Oil prices are virtually unchanged Wednesday morning.
For the first time since April, oil prices dipped below USD 100 per barrel, and new US inflation data could weaken the market, writes Reuters.
A barrel of European benchmark crude Brent costs USD 99.47 Wednesday morning against USD 99.94 Tuesday afternoon. US counterpart West Texas Intermediate trades concurrently at USD 95.69 against USD 96.73 Tuesday afternoon.
Several investors are choosing to shed their oil positions due to concerns that the substantial rate hikes will result in a global recession, inevitably affecting oil demand.
At the same time, there are also concerns that interest rate increases will push up the value of the dollar, further undermining the oil prices.
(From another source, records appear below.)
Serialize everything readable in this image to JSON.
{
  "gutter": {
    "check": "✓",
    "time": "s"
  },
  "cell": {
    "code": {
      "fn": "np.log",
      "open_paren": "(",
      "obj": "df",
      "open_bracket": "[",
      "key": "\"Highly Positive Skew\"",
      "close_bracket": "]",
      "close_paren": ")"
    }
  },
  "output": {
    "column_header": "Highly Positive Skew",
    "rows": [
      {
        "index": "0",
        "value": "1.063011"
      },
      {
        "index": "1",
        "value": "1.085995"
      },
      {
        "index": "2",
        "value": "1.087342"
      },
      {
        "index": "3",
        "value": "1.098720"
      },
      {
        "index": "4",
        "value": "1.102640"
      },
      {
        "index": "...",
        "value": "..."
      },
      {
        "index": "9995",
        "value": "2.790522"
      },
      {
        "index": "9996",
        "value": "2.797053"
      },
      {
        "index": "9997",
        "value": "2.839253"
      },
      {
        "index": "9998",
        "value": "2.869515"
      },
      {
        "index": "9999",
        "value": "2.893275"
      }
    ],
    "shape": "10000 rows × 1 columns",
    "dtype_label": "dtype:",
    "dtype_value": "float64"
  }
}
”Lingering recession fears continue to hit the market, whilst the strength of the USD and flare-up in Covid cases in parts of China is certainly not helping,” head of commodities strategy at ING Warren Patterson tells Reuters.
Meanwhile, managing partner of SPI Asset Management Stephen Innes points to a report coming out later today, which will provide an overview of the red-hot consumer prices in the US.
According to Reuters, economists expect that the figures will show an acceleration of US inflation by as much as 8.8%.
On Wednesday, US President Joe Biden will pay a visit to the Middle East, where he will reportedly ask Saudi Arabian and other oil outfits to boost output in order to keep prices in check, reports Reuters.
A monthly report by the Organization of the Petroleum Exporting Countries shows that global demand for oil is expected to rise in 2023, and that the market will remain tight. Specifically, OPEC estimates that members need to put out an additional 900,000 barrels of oil per day next year to balance the market.